Bucky Irving | Tampa Bay

Irving is the handcuff behind Rachaad White in Tampa Bay. With his pass-catching prowess, look for him to carve out a weekly role. Last year, Irving led the NCAA in receptions by an RB. We want to target backs in this range who have pass-catching ability, and Irving checks that box off with authority. 

Round 15

Tyrone Tracy | New York Giants

Tracy is an uber-athletic rookie with traits that resemble an early-career Antonio Gibson. A converted WR, Tracy flashed at RB last season at Purdue. His athletic measurables are terrific, and his only competition for backfield touches are Devin Singletary and Eric Gray. Singletary was very effective last year in Houston, but he is far from a bell cow. 

Roschon Johnson | Chicago

Johnson is part of a crowded backfield in Chicago. Free Agent signing D’Andre Swift will lead the charge, with Johnson competing with Khalil Herbert for the handcuff role. There are reasons to bet on Johnson. He is a strong pass blocker and caught 34 passes as a rookie. Everything Chicago has done this offseason has indicated they will be a pass-happy offense. Johnson is a contingent play but a solid one, and the ADP price is right. 

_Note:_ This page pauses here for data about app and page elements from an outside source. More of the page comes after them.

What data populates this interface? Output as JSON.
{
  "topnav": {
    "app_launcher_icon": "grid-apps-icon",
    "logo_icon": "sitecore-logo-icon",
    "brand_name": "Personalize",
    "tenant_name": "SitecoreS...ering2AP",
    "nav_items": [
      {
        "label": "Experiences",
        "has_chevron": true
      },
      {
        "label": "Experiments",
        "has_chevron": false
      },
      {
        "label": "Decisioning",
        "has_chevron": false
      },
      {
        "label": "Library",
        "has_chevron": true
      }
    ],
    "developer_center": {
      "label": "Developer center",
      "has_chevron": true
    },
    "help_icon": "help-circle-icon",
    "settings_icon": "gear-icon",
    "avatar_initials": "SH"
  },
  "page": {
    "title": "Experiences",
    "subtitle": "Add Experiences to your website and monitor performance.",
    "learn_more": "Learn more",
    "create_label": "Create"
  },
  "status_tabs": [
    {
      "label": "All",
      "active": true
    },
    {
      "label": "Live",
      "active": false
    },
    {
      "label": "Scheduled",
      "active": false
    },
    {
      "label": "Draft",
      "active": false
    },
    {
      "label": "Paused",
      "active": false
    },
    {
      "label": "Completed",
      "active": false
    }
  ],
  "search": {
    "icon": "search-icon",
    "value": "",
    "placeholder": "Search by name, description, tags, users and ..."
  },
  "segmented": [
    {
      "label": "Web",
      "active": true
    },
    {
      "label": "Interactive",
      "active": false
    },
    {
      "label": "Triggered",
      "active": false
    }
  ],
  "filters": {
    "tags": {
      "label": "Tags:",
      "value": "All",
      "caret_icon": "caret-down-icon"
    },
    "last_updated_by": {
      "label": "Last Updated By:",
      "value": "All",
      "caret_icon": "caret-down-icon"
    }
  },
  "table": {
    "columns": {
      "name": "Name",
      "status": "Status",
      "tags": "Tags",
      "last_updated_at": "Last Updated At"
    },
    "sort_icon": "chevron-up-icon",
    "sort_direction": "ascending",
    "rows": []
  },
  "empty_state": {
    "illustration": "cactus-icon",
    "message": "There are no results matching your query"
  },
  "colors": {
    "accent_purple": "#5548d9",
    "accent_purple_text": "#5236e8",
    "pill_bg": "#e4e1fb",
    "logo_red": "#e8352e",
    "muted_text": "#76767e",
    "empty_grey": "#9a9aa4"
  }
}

Round 16 

D’Onta Foreman | Cleveland

See Jerome Ford. While I am bullish on Ford, Foreman is an exciting target in this range. 

Round 17 

Will Shipley | Philadelphia

A big shoutout to Kenneth Gainwell for keeping Shipley’s ADP so low. If Saquon Barkley were to miss time, look for Shipley to fill in ahead of Gainwell.

Shipley is the more explosive and more complete back. He is the type of low-cost lottery ticket that supercharges a Zero RB build. 

Alexander Mattison | Las Vegas 

If you want to bet against Zamir White being able to step into a bell cow role in Las Vegas, consider Mattison. Mattison was a disaster of a pick last season as a dead zone RB but now returns to the role he thrived in Minnesota – an injury fill-in. 

Round 18

Dylan Laube | Las Vegas 

Don’t want to draft Mattison? Consider Laube. Laube was a mega producer at New Hampshire and has a chance to carve out a weekly role as a pass catcher in Vegas. Squint hard enough, and you can see some Danny Woodhead

For more from Theo Gremminger, check out this article – Best Handcuff RBs | Handcuff Running Back Rankings for 2024 (playerprofiler.com)